:: AIM OF THE EXERCISE ::
Your answer should consist of each line below that includes the word "approved".

:: STUDY MATERIAL ::
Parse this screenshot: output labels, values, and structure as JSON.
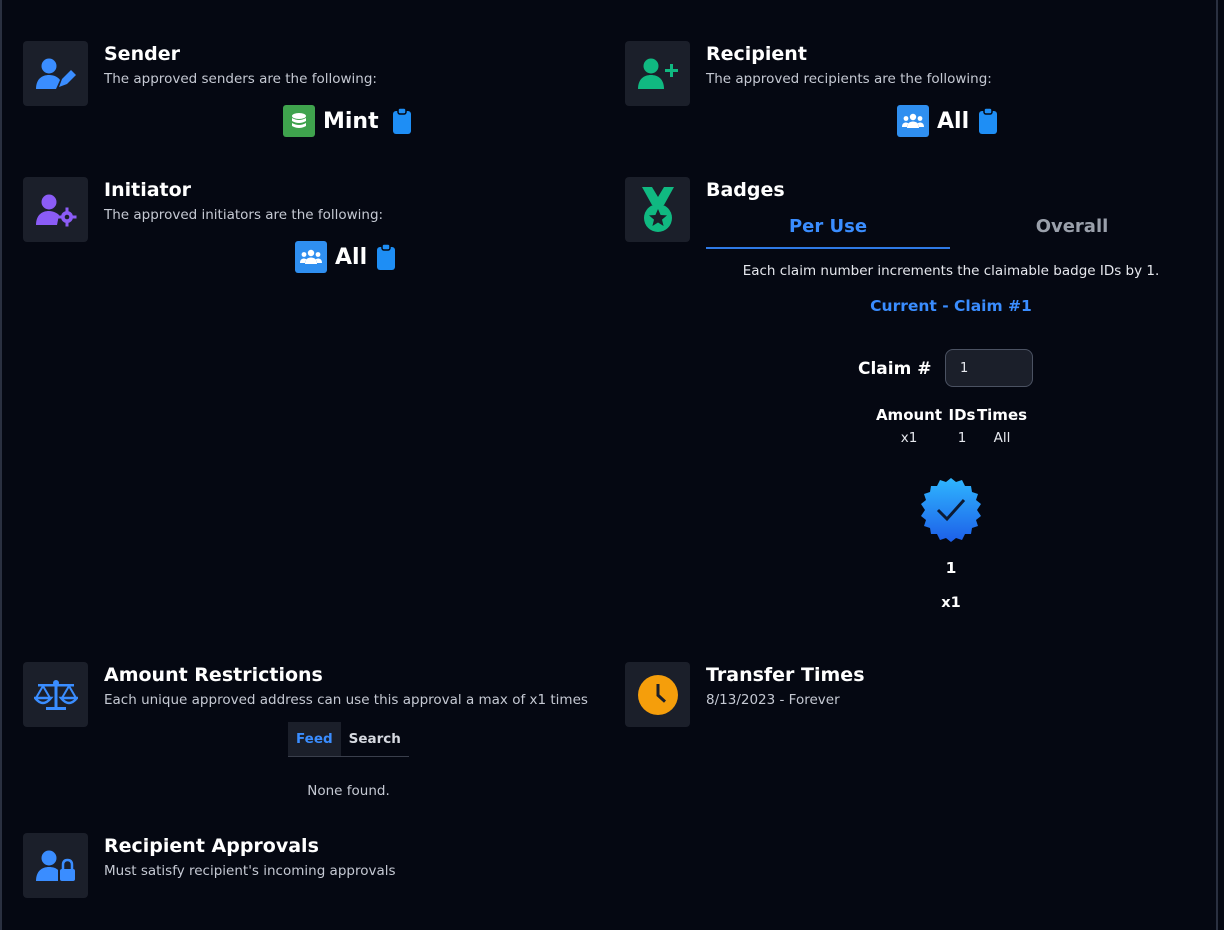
{
  "sender": {
    "title": "Sender",
    "description": "The approved senders are the following:",
    "chip_label": "Mint",
    "chip_color": "#3fa34d"
  },
  "recipient": {
    "title": "Recipient",
    "description": "The approved recipients are the following:",
    "chip_label": "All",
    "chip_color": "#2f8ff0"
  },
  "initiator": {
    "title": "Initiator",
    "description": "The approved initiators are the following:",
    "chip_label": "All",
    "chip_color": "#2f8ff0"
  },
  "badges": {
    "title": "Badges",
    "tabs": [
      "Per Use",
      "Overall"
    ],
    "active_tab": "Per Use",
    "increment_note": "Each claim number increments the claimable badge IDs by 1.",
    "current_claim": "Current - Claim #1",
    "claim_label": "Claim #",
    "claim_value": "1",
    "table_headers": [
      "Amount",
      "IDs",
      "Times"
    ],
    "table_row": [
      "x1",
      "1",
      "All"
    ],
    "badge_id": "1",
    "badge_amount": "x1"
  },
  "amount_restrictions": {
    "title": "Amount Restrictions",
    "description": "Each unique approved address can use this approval a max of x1 times",
    "tabs": [
      "Feed",
      "Search"
    ],
    "active_tab": "Feed",
    "empty_text": "None found."
  },
  "transfer_times": {
    "title": "Transfer Times",
    "range": "8/13/2023 - Forever"
  },
  "recipient_approvals": {
    "title": "Recipient Approvals",
    "description": "Must satisfy recipient's incoming approvals"
  },
  "colors": {
    "background": "#050812",
    "icon_box": "#1b1f2a",
    "accent_blue": "#3a8dff",
    "green": "#10b981",
    "purple": "#8b5cf6",
    "orange": "#f59e0b"
  }
}
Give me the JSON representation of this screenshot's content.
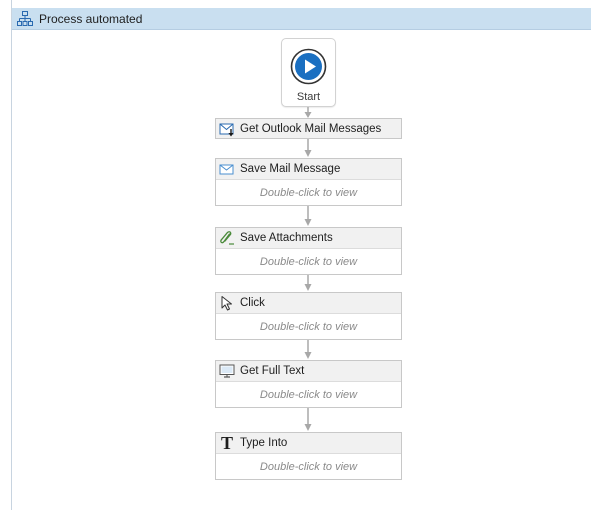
{
  "header": {
    "title": "Process automated",
    "icon": "workflow-tree-icon",
    "background": "#c9dff0"
  },
  "start": {
    "label": "Start",
    "icon": "play-circle-icon",
    "accent": "#1a6fc1"
  },
  "activities": [
    {
      "name": "Get Outlook Mail Messages",
      "icon": "mail-download-icon",
      "body": ""
    },
    {
      "name": "Save Mail Message",
      "icon": "mail-open-icon",
      "body": "Double-click to view"
    },
    {
      "name": "Save Attachments",
      "icon": "paperclip-icon",
      "body": "Double-click to view"
    },
    {
      "name": "Click",
      "icon": "cursor-icon",
      "body": "Double-click to view"
    },
    {
      "name": "Get Full Text",
      "icon": "monitor-icon",
      "body": "Double-click to view"
    },
    {
      "name": "Type Into",
      "icon": "text-t-icon",
      "body": "Double-click to view"
    }
  ]
}
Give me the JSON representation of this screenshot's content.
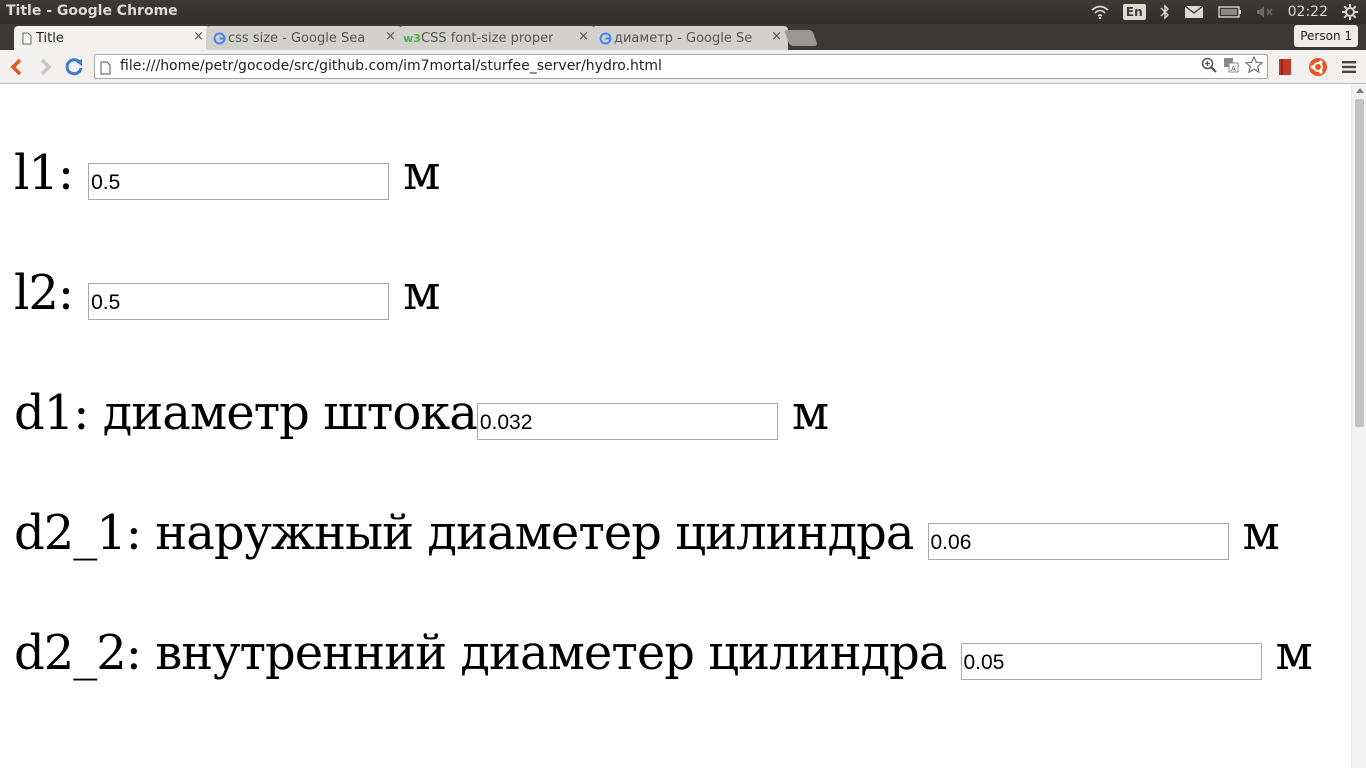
{
  "os_panel": {
    "window_title": "Title - Google Chrome",
    "keyboard_layout": "En",
    "clock": "02:22"
  },
  "tabs": [
    {
      "label": "Title",
      "favicon": "page-icon",
      "active": true
    },
    {
      "label": "css size - Google Sea",
      "favicon": "google-icon",
      "active": false
    },
    {
      "label": "CSS font-size proper",
      "favicon": "w3schools-icon",
      "active": false
    },
    {
      "label": "диаметр - Google Se",
      "favicon": "google-icon",
      "active": false
    }
  ],
  "tab_close_glyph": "×",
  "profile": {
    "label": "Person 1"
  },
  "toolbar": {
    "url": "file:///home/petr/gocode/src/github.com/im7mortal/sturfee_server/hydro.html"
  },
  "form": {
    "rows": [
      {
        "label": "l1:",
        "value": "0.5",
        "unit": "м"
      },
      {
        "label": "l2:",
        "value": "0.5",
        "unit": "м"
      },
      {
        "label": "d1: диаметр штока",
        "value": "0.032",
        "unit": "м"
      },
      {
        "label": "d2_1: наружный диаметер цилиндра",
        "value": "0.06",
        "unit": "м"
      },
      {
        "label": "d2_2: внутренний диаметер цилиндра",
        "value": "0.05",
        "unit": "м"
      }
    ]
  },
  "colors": {
    "panel_bg": "#3c3b37",
    "back_arrow": "#e05a1c",
    "reload": "#3b7bd8",
    "ubuntu_orange": "#e95420",
    "bookmark_red": "#c0392b"
  }
}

:: SOLUTION FOR THIS PROBLEM ::
    "description": "The approved senders are the following:",
    "description": "The approved recipients are the following:",
    "description": "The approved initiators are the following:",
    "description": "Each unique approved address can use this approval a max of x1 times",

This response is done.